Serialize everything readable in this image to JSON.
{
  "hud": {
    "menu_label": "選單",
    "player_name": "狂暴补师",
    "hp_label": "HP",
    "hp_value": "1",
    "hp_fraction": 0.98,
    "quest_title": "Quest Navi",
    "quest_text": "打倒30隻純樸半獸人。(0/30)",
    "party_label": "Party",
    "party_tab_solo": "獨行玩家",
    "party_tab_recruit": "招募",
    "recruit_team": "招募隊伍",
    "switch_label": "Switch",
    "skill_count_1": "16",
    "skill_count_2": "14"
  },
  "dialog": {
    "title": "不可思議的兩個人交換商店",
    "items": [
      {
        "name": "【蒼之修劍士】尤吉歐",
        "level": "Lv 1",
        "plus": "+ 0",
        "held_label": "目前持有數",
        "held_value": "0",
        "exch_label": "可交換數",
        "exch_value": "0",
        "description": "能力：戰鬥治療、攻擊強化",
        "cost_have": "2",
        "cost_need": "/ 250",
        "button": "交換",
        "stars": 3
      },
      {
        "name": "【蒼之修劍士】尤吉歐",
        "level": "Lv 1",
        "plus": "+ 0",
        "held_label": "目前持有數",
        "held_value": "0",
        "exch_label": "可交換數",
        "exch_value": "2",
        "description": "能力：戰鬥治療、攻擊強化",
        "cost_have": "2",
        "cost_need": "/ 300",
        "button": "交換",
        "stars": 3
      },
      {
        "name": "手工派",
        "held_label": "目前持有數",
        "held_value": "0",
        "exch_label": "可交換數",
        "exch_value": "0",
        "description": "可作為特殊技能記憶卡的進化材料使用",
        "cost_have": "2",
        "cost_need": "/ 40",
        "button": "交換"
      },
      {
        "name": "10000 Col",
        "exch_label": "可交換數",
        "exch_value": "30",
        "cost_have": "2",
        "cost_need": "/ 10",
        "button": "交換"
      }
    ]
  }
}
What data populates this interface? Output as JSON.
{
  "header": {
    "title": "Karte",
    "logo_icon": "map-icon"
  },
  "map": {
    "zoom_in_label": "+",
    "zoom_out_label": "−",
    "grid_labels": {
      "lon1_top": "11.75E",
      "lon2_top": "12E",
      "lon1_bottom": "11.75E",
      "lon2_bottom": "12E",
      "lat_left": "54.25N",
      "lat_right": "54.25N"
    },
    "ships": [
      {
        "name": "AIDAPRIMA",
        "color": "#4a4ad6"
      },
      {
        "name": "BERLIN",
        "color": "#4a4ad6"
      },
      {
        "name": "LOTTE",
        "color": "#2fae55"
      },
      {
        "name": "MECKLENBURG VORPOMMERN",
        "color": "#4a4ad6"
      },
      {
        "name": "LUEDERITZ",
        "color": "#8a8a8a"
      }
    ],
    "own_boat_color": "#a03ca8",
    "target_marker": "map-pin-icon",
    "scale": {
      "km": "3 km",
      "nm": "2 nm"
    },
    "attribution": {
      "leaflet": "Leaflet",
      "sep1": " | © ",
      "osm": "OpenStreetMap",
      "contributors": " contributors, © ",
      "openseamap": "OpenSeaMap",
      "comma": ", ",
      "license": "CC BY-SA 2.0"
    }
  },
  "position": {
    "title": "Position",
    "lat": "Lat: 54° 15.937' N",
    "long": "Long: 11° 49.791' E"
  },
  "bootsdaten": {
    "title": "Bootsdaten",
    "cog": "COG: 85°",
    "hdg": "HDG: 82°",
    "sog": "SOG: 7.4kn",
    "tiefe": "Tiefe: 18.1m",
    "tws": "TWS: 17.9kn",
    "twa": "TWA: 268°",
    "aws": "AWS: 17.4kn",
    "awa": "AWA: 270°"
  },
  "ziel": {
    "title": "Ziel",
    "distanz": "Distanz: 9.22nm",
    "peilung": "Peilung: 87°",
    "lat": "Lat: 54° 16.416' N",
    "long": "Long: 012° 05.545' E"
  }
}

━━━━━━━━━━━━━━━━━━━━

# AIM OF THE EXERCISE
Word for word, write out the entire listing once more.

# ANSWER SECTION
Serialize everything readable in this image to JSON.
{
  "hud": {
    "menu_label": "選單",
    "player_name": "狂暴补师",
    "hp_label": "HP",
    "hp_value": "1",
    "hp_fraction": 0.98,
    "quest_title": "Quest Navi",
    "quest_text": "打倒30隻純樸半獸人。(0/30)",
    "party_label": "Party",
    "party_tab_solo": "獨行玩家",
    "party_tab_recruit": "招募",
    "recruit_team": "招募隊伍",
    "switch_label": "Switch",
    "skill_count_1": "16",
    "skill_count_2": "14"
  },
  "dialog": {
    "title": "不可思議的兩個人交換商店",
    "items": [
      {
        "name": "【蒼之修劍士】尤吉歐",
        "level": "Lv 1",
        "plus": "+ 0",
        "held_label": "目前持有數",
        "held_value": "0",
        "exch_label": "可交換數",
        "exch_value": "0",
        "description": "能力：戰鬥治療、攻擊強化",
        "cost_have": "2",
        "cost_need": "/ 250",
        "button": "交換",
        "stars": 3
      },
      {
        "name": "【蒼之修劍士】尤吉歐",
        "level": "Lv 1",
        "plus": "+ 0",
        "held_label": "目前持有數",
        "held_value": "0",
        "exch_label": "可交換數",
        "exch_value": "2",
        "description": "能力：戰鬥治療、攻擊強化",
        "cost_have": "2",
        "cost_need": "/ 300",
        "button": "交換",
        "stars": 3
      },
      {
        "name": "手工派",
        "held_label": "目前持有數",
        "held_value": "0",
        "exch_label": "可交換數",
        "exch_value": "0",
        "description": "可作為特殊技能記憶卡的進化材料使用",
        "cost_have": "2",
        "cost_need": "/ 40",
        "button": "交換"
      },
      {
        "name": "10000 Col",
        "exch_label": "可交換數",
        "exch_value": "30",
        "cost_have": "2",
        "cost_need": "/ 10",
        "button": "交換"
      }
    ]
  }
}
What data populates this interface? Output as JSON.
{
  "header": {
    "title": "Karte",
    "logo_icon": "map-icon"
  },
  "map": {
    "zoom_in_label": "+",
    "zoom_out_label": "−",
    "grid_labels": {
      "lon1_top": "11.75E",
      "lon2_top": "12E",
      "lon1_bottom": "11.75E",
      "lon2_bottom": "12E",
      "lat_left": "54.25N",
      "lat_right": "54.25N"
    },
    "ships": [
      {
        "name": "AIDAPRIMA",
        "color": "#4a4ad6"
      },
      {
        "name": "BERLIN",
        "color": "#4a4ad6"
      },
      {
        "name": "LOTTE",
        "color": "#2fae55"
      },
      {
        "name": "MECKLENBURG VORPOMMERN",
        "color": "#4a4ad6"
      },
      {
        "name": "LUEDERITZ",
        "color": "#8a8a8a"
      }
    ],
    "own_boat_color": "#a03ca8",
    "target_marker": "map-pin-icon",
    "scale": {
      "km": "3 km",
      "nm": "2 nm"
    },
    "attribution": {
      "leaflet": "Leaflet",
      "sep1": " | © ",
      "osm": "OpenStreetMap",
      "contributors": " contributors, © ",
      "openseamap": "OpenSeaMap",
      "comma": ", ",
      "license": "CC BY-SA 2.0"
    }
  },
  "position": {
    "title": "Position",
    "lat": "Lat: 54° 15.937' N",
    "long": "Long: 11° 49.791' E"
  },
  "bootsdaten": {
    "title": "Bootsdaten",
    "cog": "COG: 85°",
    "hdg": "HDG: 82°",
    "sog": "SOG: 7.4kn",
    "tiefe": "Tiefe: 18.1m",
    "tws": "TWS: 17.9kn",
    "twa": "TWA: 268°",
    "aws": "AWS: 17.4kn",
    "awa": "AWA: 270°"
  },
  "ziel": {
    "title": "Ziel",
    "distanz": "Distanz: 9.22nm",
    "peilung": "Peilung: 87°",
    "lat": "Lat: 54° 16.416' N",
    "long": "Long: 012° 05.545' E"
  }
}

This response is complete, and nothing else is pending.